Between, on the one hand, the full-bore transcriptions of non-narrational flow, like Silliman's Ketjak, or Coolidge's meditative epics--or, even, going way back, to Stein's works as in Bee Time Vine--and more decorous endeavors such as Michael Palmer's Notes for Echo Lake or At Passages, or Mac Low's Stanzas for Iris Leszak--one may perceive a loosely cross-fertilized stream of possible development, flowing between outcroppings of vaunted bric-a-brac and ikonic ruin.
What I like about this writing is its employment of a kind of rhetorical futility as a tool, rather in the way Rae Armantrout does it. Though Moxley isn't about outing concealed hypocrisies lurking behind ordinary discourse, she's perfectly at home ransacking myth and treatise for whatever expediency may come to hand.
I understand that each Moxley book is different, that the progression is difficult to trace. If this is where she began, one has the sense of having stepped into a quickly moving course, aware that the source of this flow is far upstream, having incorporated several contributory rivulets and chemical bi-products along the way. This early work functions at the level of the individual phrase, the connective tissue removed, hesitating at the threshold of assertion, rejecting statement in favor of piecemeal abstraction; then it places these conjoined fragmented partialities in a way that suggests Ashbery via Andrews:
These decibels are a kind of flagellation...

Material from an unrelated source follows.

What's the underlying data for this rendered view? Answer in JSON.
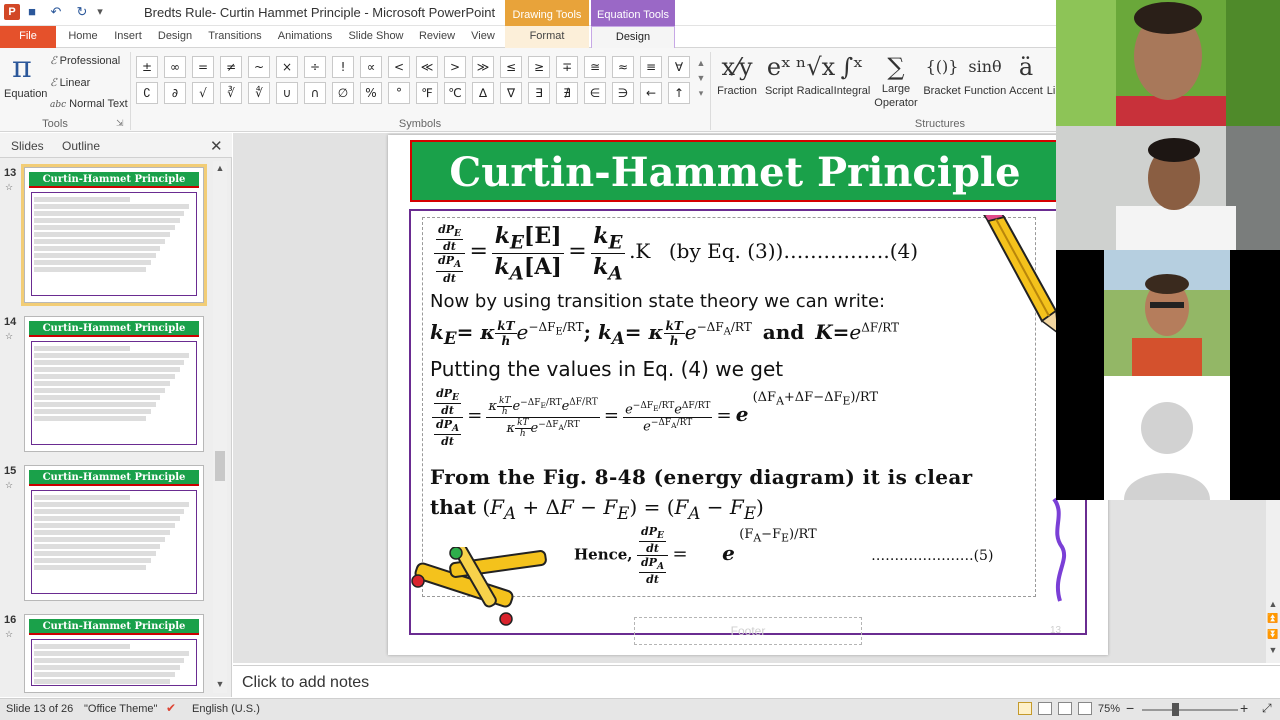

If these are similar measures, the pedigree of their descent would be difficult to define. Each generation of experimenters draws upon the findings of its predecessors, but owes no ultimate aesthetic allegiance. The technologies of metaphysics involve the appropriation both of prior means, as well as new permissions of apprehension. Conjunctions and prepositions and nouns and verbs and modifiers and exclamations and interrogatives. They come out in streams of ordination, (in) an order that follows the logic of an individual consciousness. Uniqueness: Moxley's mind is unlike anyone else's, and through her language--applying her senses of expression and order--she enunciates a purposeful reorganization of known language. The page is a playground, a workspace, a circuit-board, a membrane, a lens, a window, a target, a wall, a material fact, a broadside, a site of contention, an artifact, a graded surface, an accident, an inevitable outcome, a mediated de-militarized zone, a currency of usage, a performance, a dumping-ground, a distillate, an experiment, a hitch in time, a bird in the hand. It is all these and more, and in the simultaneity of that conflation of interests, conditions, intentions and consequences, is born a hybrid.
1 A more contemporary instance might be the work and career of Jack Gilbert, whose famous early collection Views of Jeopardy  was nearly forgotten, until, 22 years later, his second collection, Monolithos , appeared, ushering in a belated, anti-climactic flurry of interest. For a poet whose work bore more similarity to contemporaries of two generations earlier (Stafford, Bly, Wright, Davison, Merrill), this had the effect of causing a reappraisal of a whole era of styles and approaches, initially, at least, thought to be over and done with.